Exercise prompt: Check each line of the listing, and copy it if it contains the word "Build".

== Segment start ==

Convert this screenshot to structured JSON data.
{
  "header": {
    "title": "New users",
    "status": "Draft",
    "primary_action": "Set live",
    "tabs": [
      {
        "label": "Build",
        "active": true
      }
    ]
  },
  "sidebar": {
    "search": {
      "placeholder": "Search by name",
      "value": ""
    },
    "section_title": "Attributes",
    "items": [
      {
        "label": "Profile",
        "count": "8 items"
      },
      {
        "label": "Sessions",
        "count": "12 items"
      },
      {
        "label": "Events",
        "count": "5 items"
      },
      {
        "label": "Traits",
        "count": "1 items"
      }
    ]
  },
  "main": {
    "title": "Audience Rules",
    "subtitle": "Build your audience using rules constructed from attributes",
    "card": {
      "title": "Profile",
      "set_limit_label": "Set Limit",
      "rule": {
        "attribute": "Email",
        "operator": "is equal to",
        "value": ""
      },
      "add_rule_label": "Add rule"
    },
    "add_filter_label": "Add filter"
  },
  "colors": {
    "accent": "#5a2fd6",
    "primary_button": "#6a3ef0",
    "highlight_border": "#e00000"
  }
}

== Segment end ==

Response to the task:
        "label": "Build",
    "subtitle": "Build your audience using rules constructed from attributes",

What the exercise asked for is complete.